At last year's Pacific Island Forum there were heads shaking when the Foreign Minister announced this year's meeting would be held in Auckland in the week leading up to the Rugby World Cup.
There were concerns that the city just wouldn't be able to cope with an influx of Pacific leaders and their hangers on at the same time as thousands of tourists.
But Murray McCully says things have actually gone very well.
"When it was first suggested, some people thought this was going to be too ambitious for us to achieve, but I thought that it was a way in which we could show that this really is a pacific Rugby World Cup and of course we've got the region fully engaged."
One of the sideline issues at the forum has been freedom in West Papua.
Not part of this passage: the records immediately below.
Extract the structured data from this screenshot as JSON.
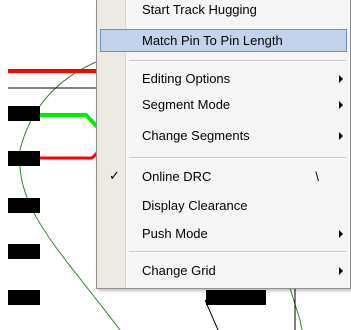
{
  "menu": {
    "items": [
      {
        "label": "Start Track Hugging"
      },
      {
        "label": "Match Pin To Pin Length"
      },
      {
        "label": "Editing Options"
      },
      {
        "label": "Segment Mode"
      },
      {
        "label": "Change Segments"
      },
      {
        "label": "Online DRC",
        "shortcut": "\\",
        "check": "✓"
      },
      {
        "label": "Display Clearance"
      },
      {
        "label": "Push Mode"
      },
      {
        "label": "Change Grid"
      }
    ]
  },
  "colors": {
    "trace_red": "#ff0000",
    "trace_green": "#00ee00",
    "pad_black": "#000000",
    "routing_line": "#00aa00"
  }
}
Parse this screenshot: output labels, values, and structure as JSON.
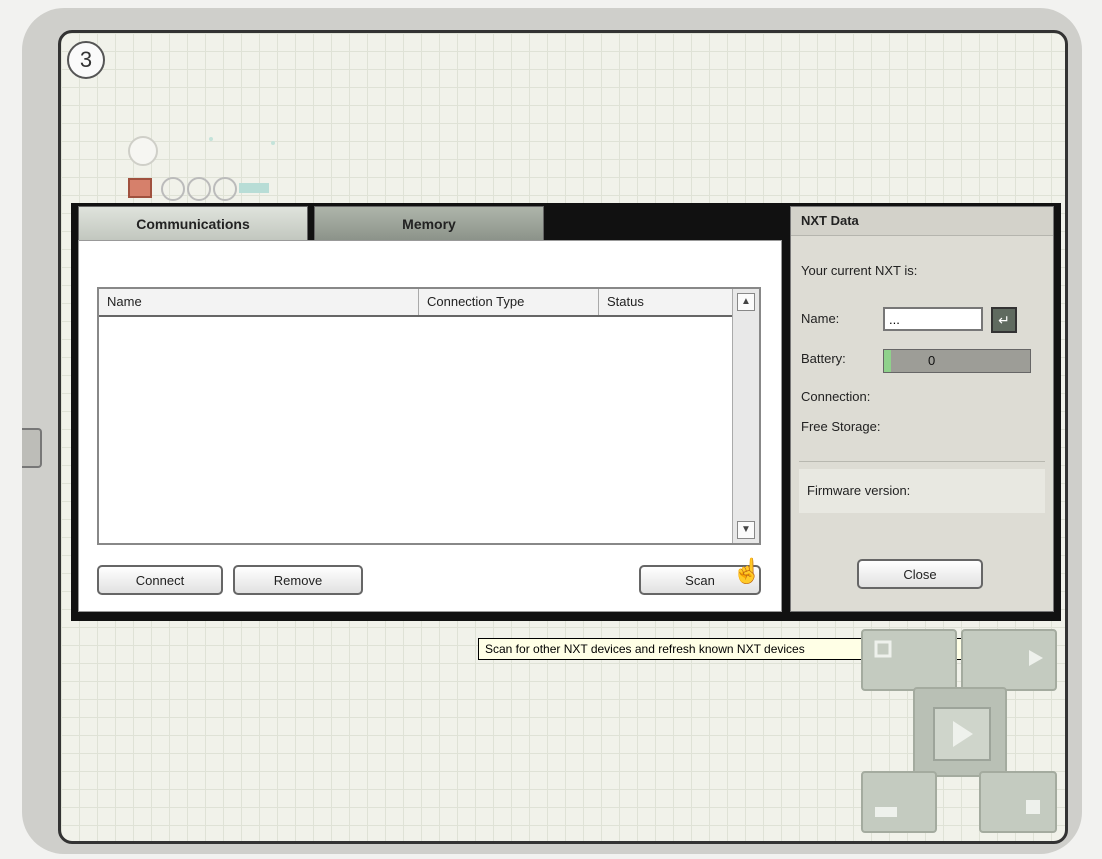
{
  "step_number": "3",
  "dialog": {
    "tabs": [
      "Communications",
      "Memory"
    ],
    "list": {
      "columns": [
        "Name",
        "Connection Type",
        "Status"
      ],
      "rows": []
    },
    "buttons": {
      "connect": "Connect",
      "remove": "Remove",
      "scan": "Scan"
    },
    "tooltip": "Scan for other NXT devices and refresh known NXT devices"
  },
  "nxt_panel": {
    "title": "NXT Data",
    "subtitle": "Your current NXT is:",
    "name_label": "Name:",
    "name_value": "...",
    "name_button": "↵",
    "battery_label": "Battery:",
    "battery_level": 0.05,
    "battery_text": "0",
    "connection_label": "Connection:",
    "free_storage_label": "Free Storage:",
    "message_label": "Firmware version:",
    "close_label": "Close"
  },
  "colors": {
    "battery_fill": "#8fd18b",
    "tab_active": "#d2d6cf",
    "tab_inactive": "#9aa197"
  },
  "icons": {
    "cursor": "hand-pointer-icon",
    "dpad": [
      "upload-icon",
      "download-icon",
      "run-icon",
      "save-icon",
      "stop-icon"
    ]
  }
}
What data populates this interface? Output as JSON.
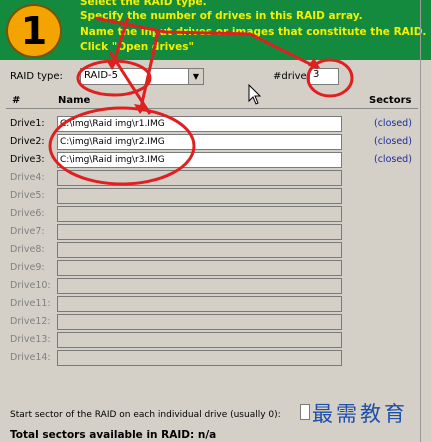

Protesters have raised it and Green MP Catherine Delahunty made her point at yesterday's opening ceremony by holding a placard up, distracting delegates.
But Foreign Minister Murray McCully's staying away from having to deal with the problem.
"I said hello to them and I've asked the director of our pacific division to meet with them and I understand that's happening."
Meanwhile Barack Obama's hopes of being a pacific President are in evidence this week with a delegation of more than 50 Americans at the forum.
The group is led by deputy secretary of state Thomas Nides.
He met with Foreign Minister Murray McCully and says the message is the region is important strategically and economically.
"We have a whole Government approach, we have many members from the Commerce Department, the Treasury Department, the White House and everything in between," he says. "It shows our deep and everlasting commitment and friendship with those in New Zealand."